Mainframes such as IBM's S/390 face increasing competition from high-end Unix servers from Hewlett-Packard, Sun Microsystems, SGI, Compaq and others. But most agree that mainframes, while expensive to buy and maintain, are still better suited for systems that must remain online and handle many simultaneous connections, and where the computer must communicate quickly with a database.
E-commerce is one area where mainframes can make sense. Another is customer relationship management (CRM) software, which handles tasks such as keeping track of what phone service a customer has, how often they missed payments, and when a good time might be for the phone company to try to sell Caller ID.
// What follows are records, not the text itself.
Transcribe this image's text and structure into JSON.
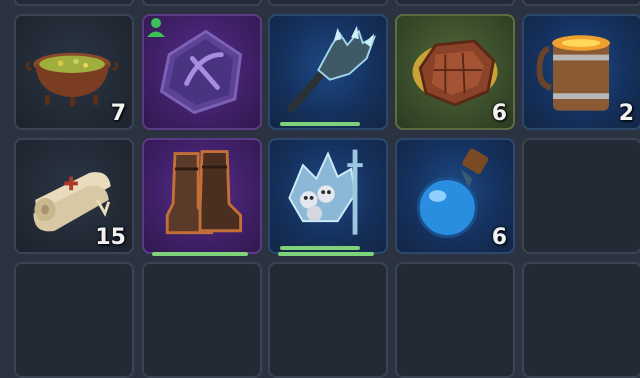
{
  "inventory": {
    "slots": [
      {
        "item": "soup-cauldron",
        "rarity": "grey",
        "count": "7"
      },
      {
        "item": "rune-stone",
        "rarity": "purple",
        "count": ""
      },
      {
        "item": "ice-mace",
        "rarity": "blue",
        "count": ""
      },
      {
        "item": "leather-patch",
        "rarity": "green",
        "count": "6"
      },
      {
        "item": "fire-mug",
        "rarity": "blue",
        "count": "2"
      },
      {
        "item": "bandage-roll",
        "rarity": "grey",
        "count": "15"
      },
      {
        "item": "leather-boots",
        "rarity": "purple",
        "count": ""
      },
      {
        "item": "ice-skull-sword",
        "rarity": "blue",
        "count": ""
      },
      {
        "item": "blue-potion",
        "rarity": "blue",
        "count": "6"
      }
    ],
    "durability": {
      "ice-mace": 0.8,
      "leather-boots": 0.8,
      "ice-skull-sword": 0.8
    }
  },
  "colors": {
    "blue_rarity": "#15315e",
    "purple_rarity": "#41216a",
    "green_rarity": "#3c4f2c",
    "durability": "#7fd17a",
    "badge": "#3fbf5a"
  }
}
Siebel Systems, one of the dominant CRM companies, plans to make its software available for S/390 computers later this year, the company said.
The new version of OS/390, the S/390 operating system, is better suited to CRM and to e-commerce, IBM said. For e-commerce, the new version makes it easier to translate Unix programs to the S/390 and connect to databases using Sun Microsystems' Java technologies; supports hardware that automatically encrypts and decrypts information; and has the ability to handle XML data.
IBM also is putting Linux on its S/390, arguing that Linux is a common ingredient in Internet operations.